Thursday, August 11, 2011

Not Too Hot, Not Too Cold

We're out here doing a Goldilocks on the weather again. I think most non-sailors assume that the big worry out here is storms, the convergence zones, high winds, big waves. These are all a concern, no question. When the trades get strongly reinforced by a southerly low going by or a nasty front on the leading edge of a trough swings through the region, you can see some rough weather and rougher seas. The crossing from French Polynesia through the Cook Islands and over to Tonga and Fiji is known as the Dangerous Middle for a reason.

On the other hand, sailors experienced with the long haul passages of the big oceans are equally familiar with Don Quixote's current problem which is winds too light to go anywhere. With a very mild high south of here, the usual 15 to 20 knot trade winds are moderated down to almost nothing. This morning on the net we heard report after report of boats motoring around or simply bobbing in the swell. Motoring in these conditions becomes necessary mostly for comfort. With a 2 meter swell from the south and in the absence of a steady wind, a boat tends to move beam to the sea and roll heavily and slowly and nauseatingly. This is discouraging, boring, and incredibly enervating for the crew. Because you are in the middle of the ocean, you must continue to maintain a watch as powered vessels can still run you down if you fail to pay attention. After a day or so of this, many sailors get frustrated and fire up the engine.

Of course, if you are sitting at anchor and the weather report is 5 to 10 from the east for the next five days, you have more options. You can, for example, go diving. Go for a walk on the beach, swim around the boat, do boat chores, get ahead on school, play the guitar, pick lint out of your navel. There are sundowners by the beach camp fire in the evenings, sudoku in the cockpit as the sun rises while sipping a hot cappuchino. Bread to bake, beans to boil, sprouts to start. You can just sit here in Mopelia, in other words, waiting for more favorable conditions.
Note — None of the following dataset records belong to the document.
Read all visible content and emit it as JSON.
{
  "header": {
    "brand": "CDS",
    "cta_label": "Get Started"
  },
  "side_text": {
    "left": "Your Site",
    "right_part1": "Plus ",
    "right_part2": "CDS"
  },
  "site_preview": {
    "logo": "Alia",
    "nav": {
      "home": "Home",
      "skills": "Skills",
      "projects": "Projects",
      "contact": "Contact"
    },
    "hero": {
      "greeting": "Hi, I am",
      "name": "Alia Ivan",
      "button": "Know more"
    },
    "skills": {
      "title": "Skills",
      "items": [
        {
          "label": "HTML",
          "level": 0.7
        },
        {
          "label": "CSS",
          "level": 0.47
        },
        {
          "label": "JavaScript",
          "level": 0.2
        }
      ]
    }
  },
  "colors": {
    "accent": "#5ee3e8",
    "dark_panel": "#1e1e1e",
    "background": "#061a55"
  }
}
Unless you are traveling with DrC.

I'm not sure how much longer all this life in paradise thing is going to last with him. He doesn't like being in one spot for too long. This week in Mopelia is proceeded by a week in Bora Bora and prior to that almost a week in Huahine and a week in Tahiti. It's all very frustrating for Mr. Man Of Many Anchorages. Yesterday, I sent him out on the reef to dive with the other boats. Today, we pitched him overboard with his eldest to do pass drift dives. As a side note, the divers are reporting the best conditions since the Tuamotus with outstanding coral formations, diverse sea life, sharks, whales, sting rays, and a ship wreck to investigate. Unfortunately, I am at a complete loss for what to suggest for tomorrow. Even the most optimistic reading of the gribs doesn't give us any wind for at least another three days. That Swiss Family Robinson tree house is beginning to look like a better and better idea.


inklenaomi said...

chinese fire drill?
don't know what that looks like on a boat, but it sure can keep a body busy.

Heather on Meerkat said...

Sleep. I'd sleep. Must be weird to be "stuck" in an anchorage due to too little wind. Always been the opposite for us, which means you can't leave the boat for that Chinese Fire Drill or pass diving...